• _WHAT NEEDS TO BE DONE_
Work through the entries below and show every line in which "ratio" is found.

═════ EXTRACTED RECORDS

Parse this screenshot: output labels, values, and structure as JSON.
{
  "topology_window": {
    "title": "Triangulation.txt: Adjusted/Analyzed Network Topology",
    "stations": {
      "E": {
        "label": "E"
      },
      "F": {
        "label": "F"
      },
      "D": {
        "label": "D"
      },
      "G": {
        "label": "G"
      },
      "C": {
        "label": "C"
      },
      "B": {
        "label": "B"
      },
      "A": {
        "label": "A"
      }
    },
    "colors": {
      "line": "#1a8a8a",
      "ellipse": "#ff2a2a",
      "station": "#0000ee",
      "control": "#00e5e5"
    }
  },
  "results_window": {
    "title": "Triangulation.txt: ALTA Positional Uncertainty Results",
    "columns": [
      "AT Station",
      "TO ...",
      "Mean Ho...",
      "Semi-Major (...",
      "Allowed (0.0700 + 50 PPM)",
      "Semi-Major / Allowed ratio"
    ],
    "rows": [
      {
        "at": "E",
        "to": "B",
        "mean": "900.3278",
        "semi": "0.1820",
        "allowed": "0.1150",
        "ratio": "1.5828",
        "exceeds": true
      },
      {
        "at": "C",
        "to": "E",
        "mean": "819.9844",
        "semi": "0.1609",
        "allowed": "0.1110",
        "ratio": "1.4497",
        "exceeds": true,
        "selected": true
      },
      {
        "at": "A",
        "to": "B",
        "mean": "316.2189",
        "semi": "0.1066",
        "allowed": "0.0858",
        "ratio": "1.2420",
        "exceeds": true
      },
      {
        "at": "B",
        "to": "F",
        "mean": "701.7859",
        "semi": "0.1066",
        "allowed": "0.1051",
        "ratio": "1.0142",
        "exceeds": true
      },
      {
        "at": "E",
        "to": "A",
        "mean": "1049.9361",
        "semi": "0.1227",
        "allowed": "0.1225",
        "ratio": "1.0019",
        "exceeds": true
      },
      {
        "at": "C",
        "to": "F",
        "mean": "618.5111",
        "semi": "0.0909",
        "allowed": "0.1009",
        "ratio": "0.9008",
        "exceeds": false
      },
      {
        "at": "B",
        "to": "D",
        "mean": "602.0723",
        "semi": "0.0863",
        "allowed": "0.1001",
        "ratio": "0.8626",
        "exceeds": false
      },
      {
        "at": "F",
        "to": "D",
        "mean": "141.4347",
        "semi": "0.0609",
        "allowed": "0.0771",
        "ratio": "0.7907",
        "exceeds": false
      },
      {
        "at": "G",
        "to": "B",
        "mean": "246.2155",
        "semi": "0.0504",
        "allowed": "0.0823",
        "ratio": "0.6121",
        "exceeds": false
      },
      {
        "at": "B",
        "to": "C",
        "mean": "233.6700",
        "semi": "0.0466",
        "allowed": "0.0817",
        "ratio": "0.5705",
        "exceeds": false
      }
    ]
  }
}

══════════

• _WRITTEN RESPONSE_
      "Semi-Major / Allowed ratio"
        "ratio": "1.5828",
        "ratio": "1.4497",
        "ratio": "1.2420",
        "ratio": "1.0142",
        "ratio": "1.0019",
        "ratio": "0.9008",
        "ratio": "0.8626",
        "ratio": "0.7907",
        "ratio": "0.6121",
        "ratio": "0.5705",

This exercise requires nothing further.